Pick out all lines with the word "true" from the records that follow.

++++ RECORDS SUPPLIED ++++

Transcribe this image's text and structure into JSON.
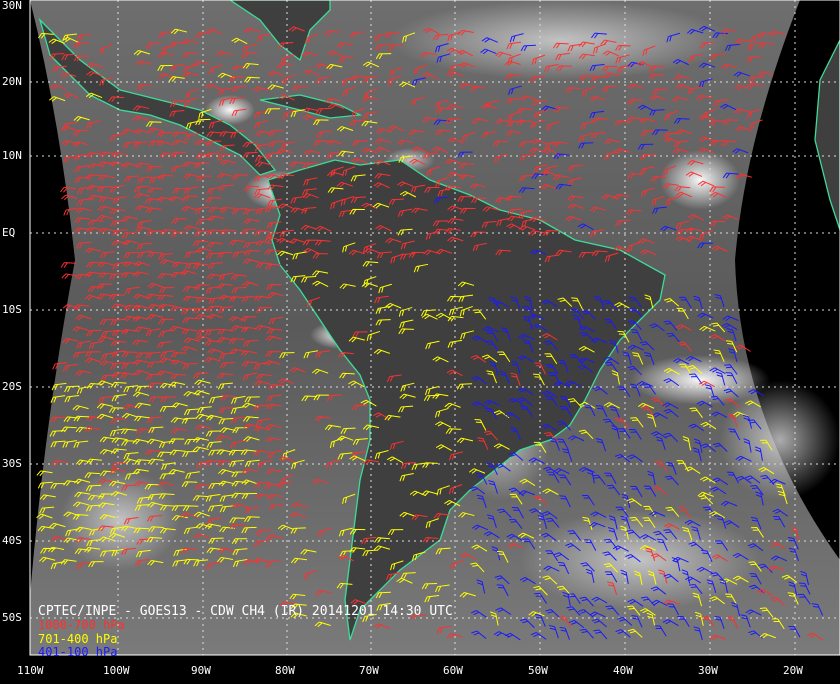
{
  "map": {
    "caption": "CPTEC/INPE - GOES13 - CDW CH4 (IR) 20141201 14:30 UTC",
    "legend": [
      {
        "label": "1000-700 hPa",
        "color": "#ff3030"
      },
      {
        "label": "701-400 hPa",
        "color": "#ffff00"
      },
      {
        "label": "401-100 hPa",
        "color": "#1a1aff"
      }
    ],
    "lat_labels": [
      "30N",
      "20N",
      "10N",
      "EQ",
      "10S",
      "20S",
      "30S",
      "40S",
      "50S"
    ],
    "lon_labels": [
      "110W",
      "100W",
      "90W",
      "80W",
      "70W",
      "60W",
      "50W",
      "40W",
      "30W",
      "20W"
    ],
    "colors": {
      "coastline": "#3ddc9a",
      "grid": "#dddddd",
      "space": "#000000"
    }
  }
}
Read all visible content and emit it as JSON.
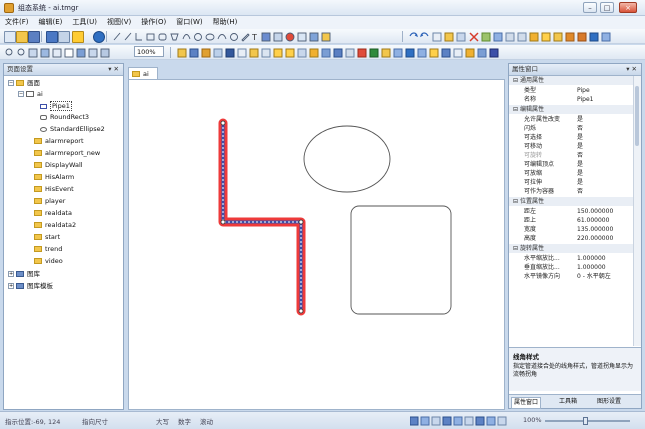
{
  "window": {
    "title": "组态系统 - ai.tmgr"
  },
  "menu": [
    "文件(F)",
    "编辑(E)",
    "工具(U)",
    "视图(V)",
    "操作(O)",
    "窗口(W)",
    "帮助(H)"
  ],
  "toolbar": {
    "zoom": "100%"
  },
  "left_panel": {
    "title": "页面设置",
    "tree": [
      {
        "label": "画面"
      },
      {
        "label": "ai"
      },
      {
        "label": "Pipe1"
      },
      {
        "label": "RoundRect3"
      },
      {
        "label": "StandardEllipse2"
      },
      {
        "label": "alarmreport"
      },
      {
        "label": "alarmreport_new"
      },
      {
        "label": "DisplayWall"
      },
      {
        "label": "HisAlarm"
      },
      {
        "label": "HisEvent"
      },
      {
        "label": "player"
      },
      {
        "label": "realdata"
      },
      {
        "label": "realdata2"
      },
      {
        "label": "start"
      },
      {
        "label": "trend"
      },
      {
        "label": "video"
      },
      {
        "label": "图库"
      },
      {
        "label": "图库模板"
      }
    ]
  },
  "document": {
    "tab_label": "ai"
  },
  "right_panel": {
    "title": "属性窗口",
    "rows": [
      {
        "cat": "通用属性"
      },
      {
        "k": "类型",
        "v": "Pipe"
      },
      {
        "k": "名称",
        "v": "Pipe1"
      },
      {
        "cat": "编辑属性"
      },
      {
        "k": "允许属性改变",
        "v": "是"
      },
      {
        "k": "闪烁",
        "v": "否"
      },
      {
        "k": "可选择",
        "v": "是"
      },
      {
        "k": "可移动",
        "v": "是"
      },
      {
        "k": "可旋转",
        "v": "否"
      },
      {
        "k": "可编辑顶点",
        "v": "是"
      },
      {
        "k": "可放缩",
        "v": "是"
      },
      {
        "k": "可拉伸",
        "v": "是"
      },
      {
        "k": "可作为容器",
        "v": "否"
      },
      {
        "cat": "位置属性"
      },
      {
        "k": "距左",
        "v": "150.000000"
      },
      {
        "k": "距上",
        "v": "61.000000"
      },
      {
        "k": "宽度",
        "v": "135.000000"
      },
      {
        "k": "高度",
        "v": "220.000000"
      },
      {
        "cat": "旋转属性"
      },
      {
        "k": "水平缩放比...",
        "v": "1.000000"
      },
      {
        "k": "垂直缩放比...",
        "v": "1.000000"
      },
      {
        "k": "水平镜像方向",
        "v": "0 - 水平朝左"
      }
    ],
    "desc_title": "线角样式",
    "desc_text": "指定管道接合处的线角样式，管道拐角显示为流畅拐角",
    "tabs": [
      "属性窗口",
      "工具箱",
      "图形设置"
    ]
  },
  "statusbar": {
    "pos": "指示位置:-69, 124",
    "size": "指向尺寸",
    "caps": "大写",
    "num": "数字",
    "scroll": "滚动",
    "zoom": "100%"
  },
  "colors": {
    "pipe_outline": "#ee3a3a",
    "pipe_core": "#3c4fa8",
    "panel_border": "#8fa6c2"
  }
}
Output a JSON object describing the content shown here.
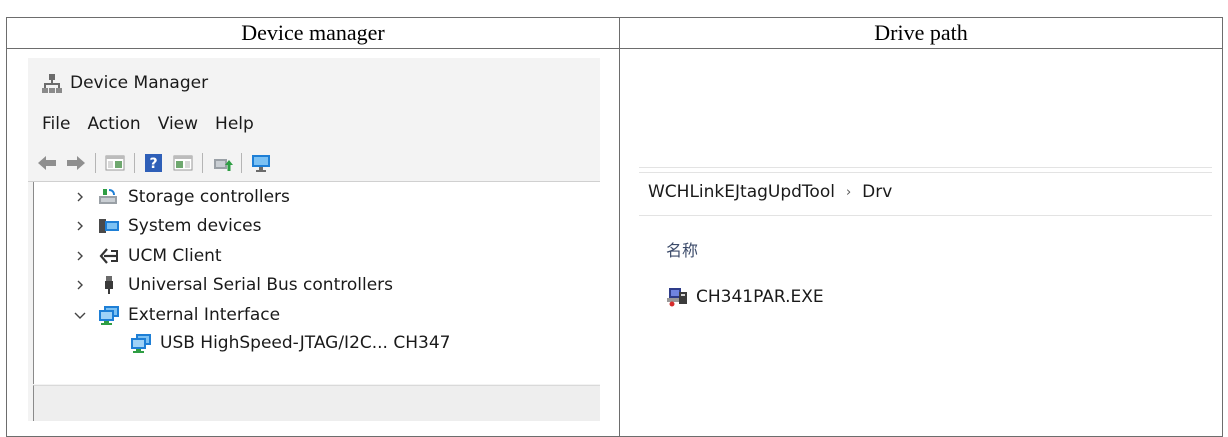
{
  "table": {
    "col_left_header": "Device manager",
    "col_right_header": "Drive path"
  },
  "device_manager": {
    "title": "Device Manager",
    "menu": [
      "File",
      "Action",
      "View",
      "Help"
    ],
    "toolbar_icons": [
      "back-arrow-icon",
      "forward-arrow-icon",
      "properties-pane-icon",
      "help-icon",
      "show-hide-icon",
      "update-driver-icon",
      "scan-hardware-icon"
    ],
    "tree": [
      {
        "label": "Storage controllers",
        "expanded": false,
        "icon": "storage-controller-icon"
      },
      {
        "label": "System devices",
        "expanded": false,
        "icon": "system-devices-icon"
      },
      {
        "label": "UCM Client",
        "expanded": false,
        "icon": "ucm-client-icon"
      },
      {
        "label": "Universal Serial Bus controllers",
        "expanded": false,
        "icon": "usb-icon"
      },
      {
        "label": "External Interface",
        "expanded": true,
        "icon": "external-interface-icon"
      }
    ],
    "child": {
      "label": "USB HighSpeed-JTAG/I2C... CH347",
      "icon": "network-device-icon"
    }
  },
  "drive_path": {
    "breadcrumb": [
      "WCHLinkEJtagUpdTool",
      "Drv"
    ],
    "column_header": "名称",
    "file": {
      "name": "CH341PAR.EXE",
      "icon": "installer-exe-icon"
    }
  },
  "colors": {
    "border": "#6d6d6d",
    "window_bg": "#f3f3f3",
    "help_blue": "#2e5fb8",
    "monitor_blue": "#1e7fd6"
  }
}
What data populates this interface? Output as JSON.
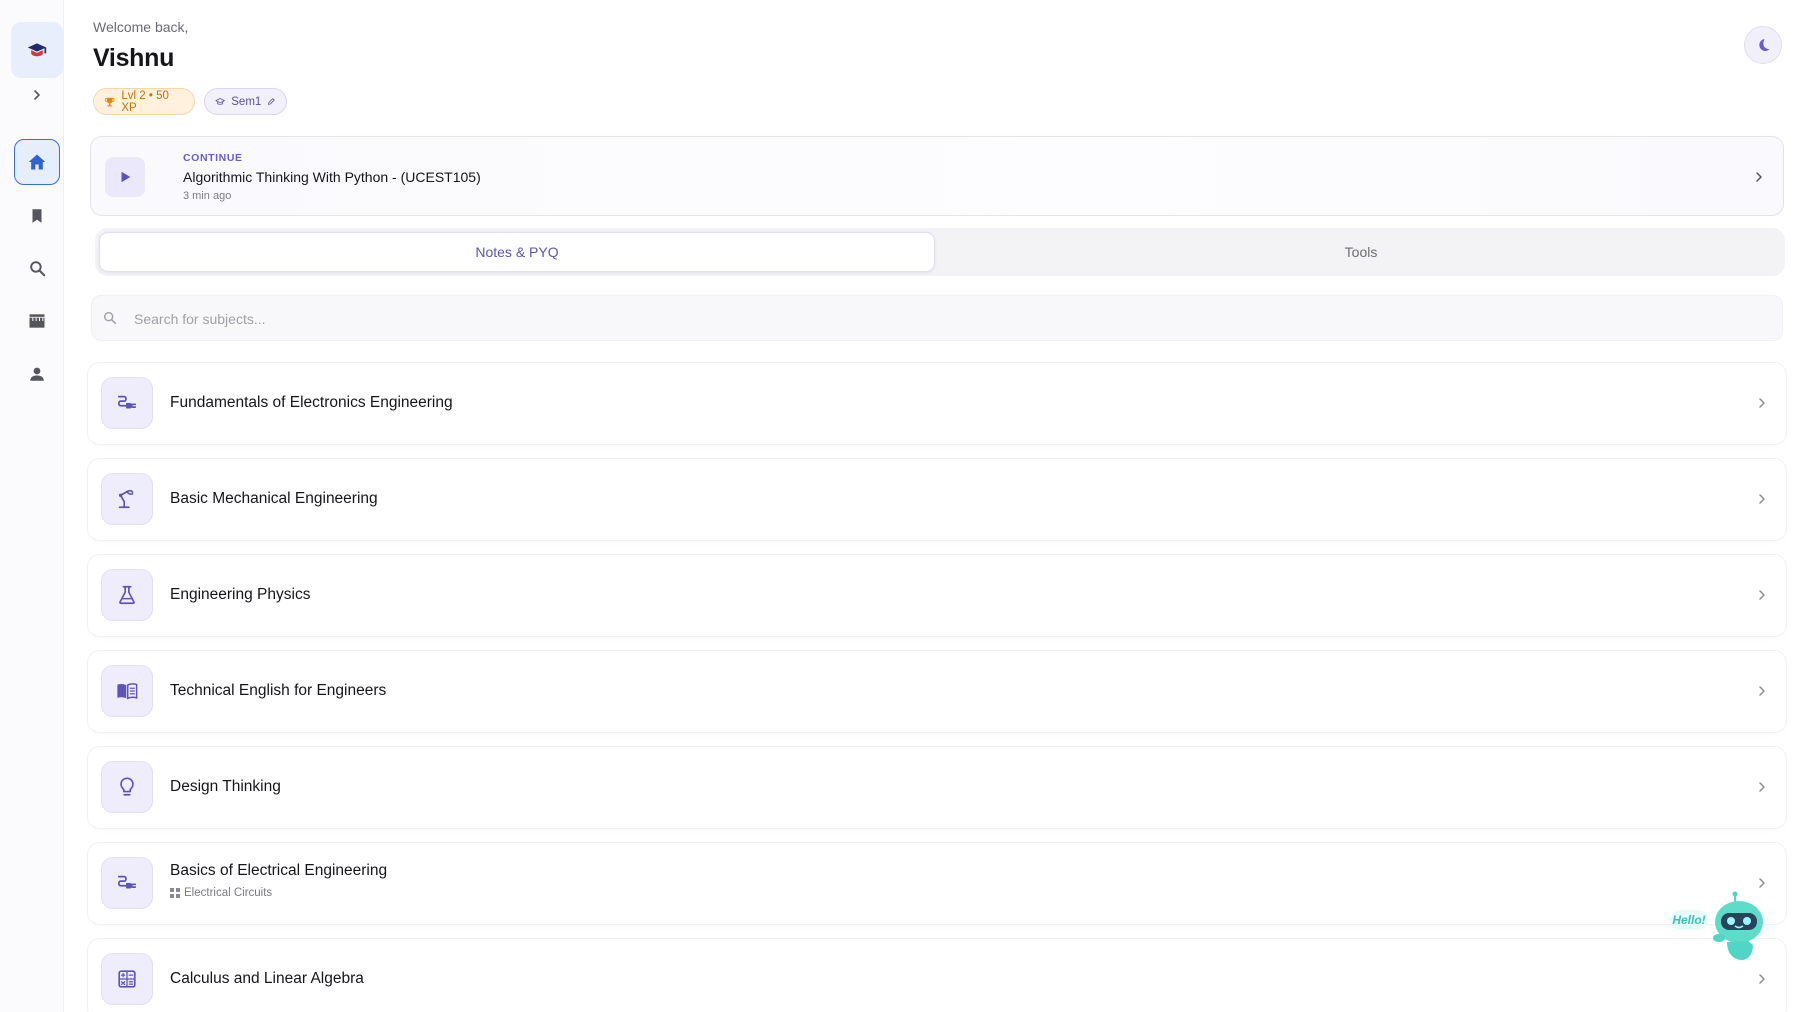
{
  "sidebar": {
    "logo_icon": "graduation-cap-icon",
    "expand_icon": "chevron-right-icon",
    "nav": [
      {
        "name": "home",
        "icon": "home-icon",
        "active": true
      },
      {
        "name": "bookmarks",
        "icon": "bookmark-icon",
        "active": false
      },
      {
        "name": "search",
        "icon": "search-icon",
        "active": false
      },
      {
        "name": "store",
        "icon": "store-icon",
        "active": false
      },
      {
        "name": "profile",
        "icon": "person-icon",
        "active": false
      }
    ]
  },
  "header": {
    "welcome": "Welcome back,",
    "username": "Vishnu",
    "xp_chip": "Lvl 2 • 50 XP",
    "sem_chip": "Sem1",
    "theme_icon": "moon-icon"
  },
  "continue": {
    "label": "CONTINUE",
    "title": "Algorithmic Thinking With Python - (UCEST105)",
    "time": "3 min ago"
  },
  "tabs": [
    {
      "label": "Notes & PYQ",
      "active": true
    },
    {
      "label": "Tools",
      "active": false
    }
  ],
  "search": {
    "placeholder": "Search for subjects..."
  },
  "subjects": [
    {
      "name": "Fundamentals of Electronics Engineering",
      "icon": "electrical-plug-icon",
      "tag": ""
    },
    {
      "name": "Basic Mechanical Engineering",
      "icon": "robotic-arm-icon",
      "tag": ""
    },
    {
      "name": "Engineering Physics",
      "icon": "flask-icon",
      "tag": ""
    },
    {
      "name": "Technical English for Engineers",
      "icon": "open-book-icon",
      "tag": ""
    },
    {
      "name": "Design Thinking",
      "icon": "lightbulb-icon",
      "tag": ""
    },
    {
      "name": "Basics of Electrical Engineering",
      "icon": "electrical-plug-icon",
      "tag": "Electrical Circuits"
    },
    {
      "name": "Calculus and Linear Algebra",
      "icon": "calculator-icon",
      "tag": ""
    }
  ],
  "mascot": {
    "greeting": "Hello!"
  },
  "colors": {
    "accent": "#5f54b6",
    "nav_active": "#3b6fd8",
    "xp": "#c2700c"
  }
}
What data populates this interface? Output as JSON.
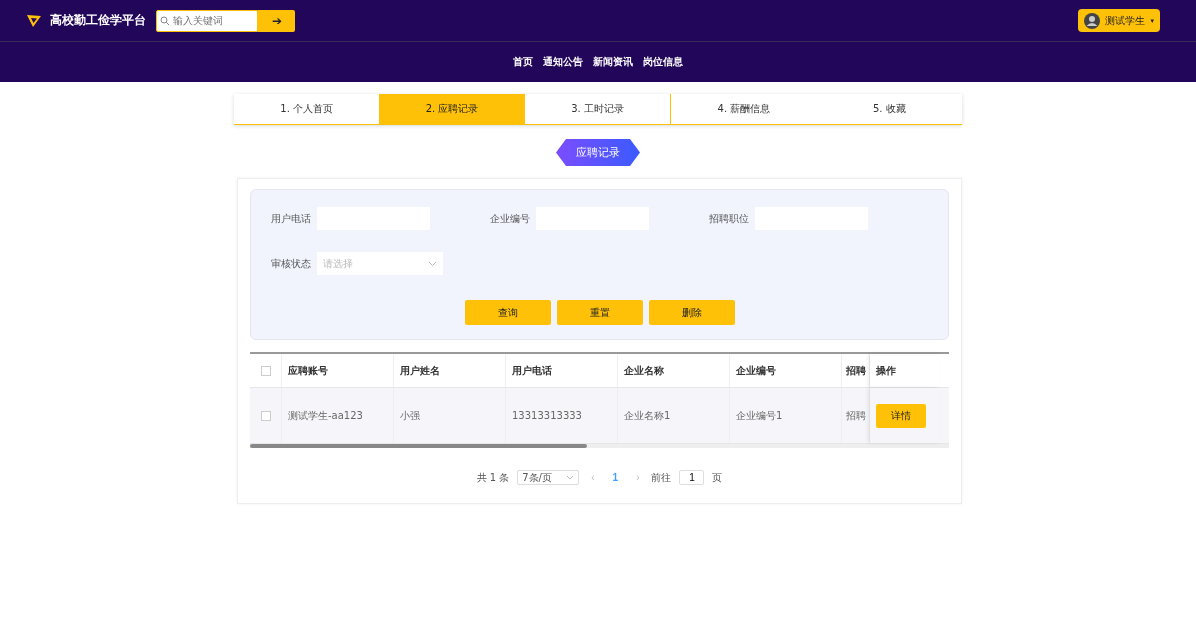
{
  "header": {
    "logo": "高校勤工俭学平台",
    "search": {
      "placeholder": "输入关键词",
      "button": "➔"
    },
    "user": {
      "name": "测试学生",
      "caret": "▾"
    }
  },
  "nav": [
    {
      "label": "首页"
    },
    {
      "label": "通知公告"
    },
    {
      "label": "新闻资讯"
    },
    {
      "label": "岗位信息"
    }
  ],
  "tabs": [
    {
      "label": "1. 个人首页",
      "selected": false
    },
    {
      "label": "2. 应聘记录",
      "selected": true
    },
    {
      "label": "3. 工时记录",
      "selected": false
    },
    {
      "label": "4. 薪酬信息",
      "selected": false
    },
    {
      "label": "5. 收藏",
      "selected": false
    }
  ],
  "page_title": "应聘记录",
  "filters": [
    {
      "label": "用户电话",
      "kind": "input"
    },
    {
      "label": "企业编号",
      "kind": "input"
    },
    {
      "label": "招聘职位",
      "kind": "input"
    },
    {
      "label": "审核状态",
      "kind": "select",
      "placeholder": "请选择"
    }
  ],
  "actions": [
    "查询",
    "重置",
    "删除"
  ],
  "table": {
    "columns": [
      "应聘账号",
      "用户姓名",
      "用户电话",
      "企业名称",
      "企业编号",
      "招聘"
    ],
    "action_column": "操作",
    "rows": [
      {
        "checked": false,
        "cells": [
          "测试学生-aa123",
          "小强",
          "13313313333",
          "企业名称1",
          "企业编号1",
          "招聘"
        ],
        "action": "详情"
      }
    ],
    "header_checked": false
  },
  "pagination": {
    "total": "共 1 条",
    "page_size": "7条/页",
    "prev": "‹",
    "pages": [
      {
        "label": "1",
        "selected": true
      }
    ],
    "next": "›",
    "goto": "前往",
    "goto_value": "1",
    "page_unit": "页"
  }
}
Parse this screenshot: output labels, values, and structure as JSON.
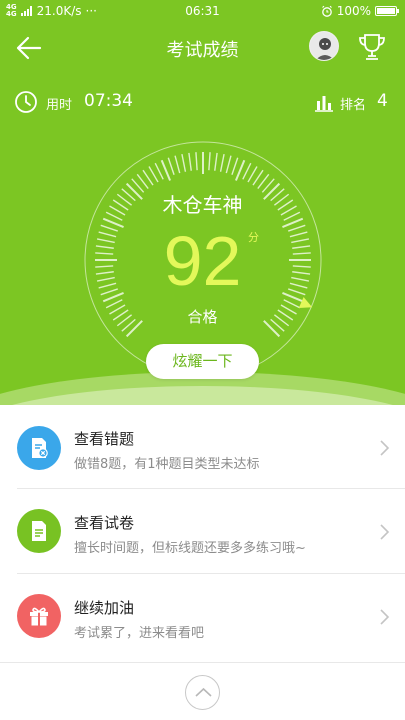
{
  "status_bar": {
    "network": "4G 4G",
    "speed": "21.0K/s",
    "dots": "···",
    "time": "06:31",
    "battery": "100%",
    "battery_level": 1.0
  },
  "nav": {
    "title": "考试成绩",
    "back_icon": "arrow-left-icon",
    "trophy_icon": "trophy-icon"
  },
  "stats": {
    "use_label": "用时",
    "use_value": "07:34",
    "rank_label": "排名",
    "rank_value": "4"
  },
  "result": {
    "player_name": "木仓车神",
    "score": "92",
    "score_unit": "分",
    "grade": "合格",
    "score_fraction": 0.92,
    "share_button": "炫耀一下"
  },
  "list": [
    {
      "title": "查看错题",
      "subtitle": "做错8题，有1种题目类型未达标",
      "icon": "error-doc-icon",
      "color": "#3aa7ea"
    },
    {
      "title": "查看试卷",
      "subtitle": "擅长时间题，但标线题还要多多练习哦~",
      "icon": "document-icon",
      "color": "#78c223"
    },
    {
      "title": "继续加油",
      "subtitle": "考试累了，进来看看吧",
      "icon": "gift-icon",
      "color": "#f16363"
    }
  ],
  "colors": {
    "hero": "#7cc623",
    "score": "#e3f85a",
    "accent_blue": "#3aa7ea",
    "accent_green": "#78c223",
    "accent_red": "#f16363"
  }
}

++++

OUTPUT FOR THIS TASK:
        "expanded": true,
        "active": true
      "active": true
      "selected": true
        "selected": true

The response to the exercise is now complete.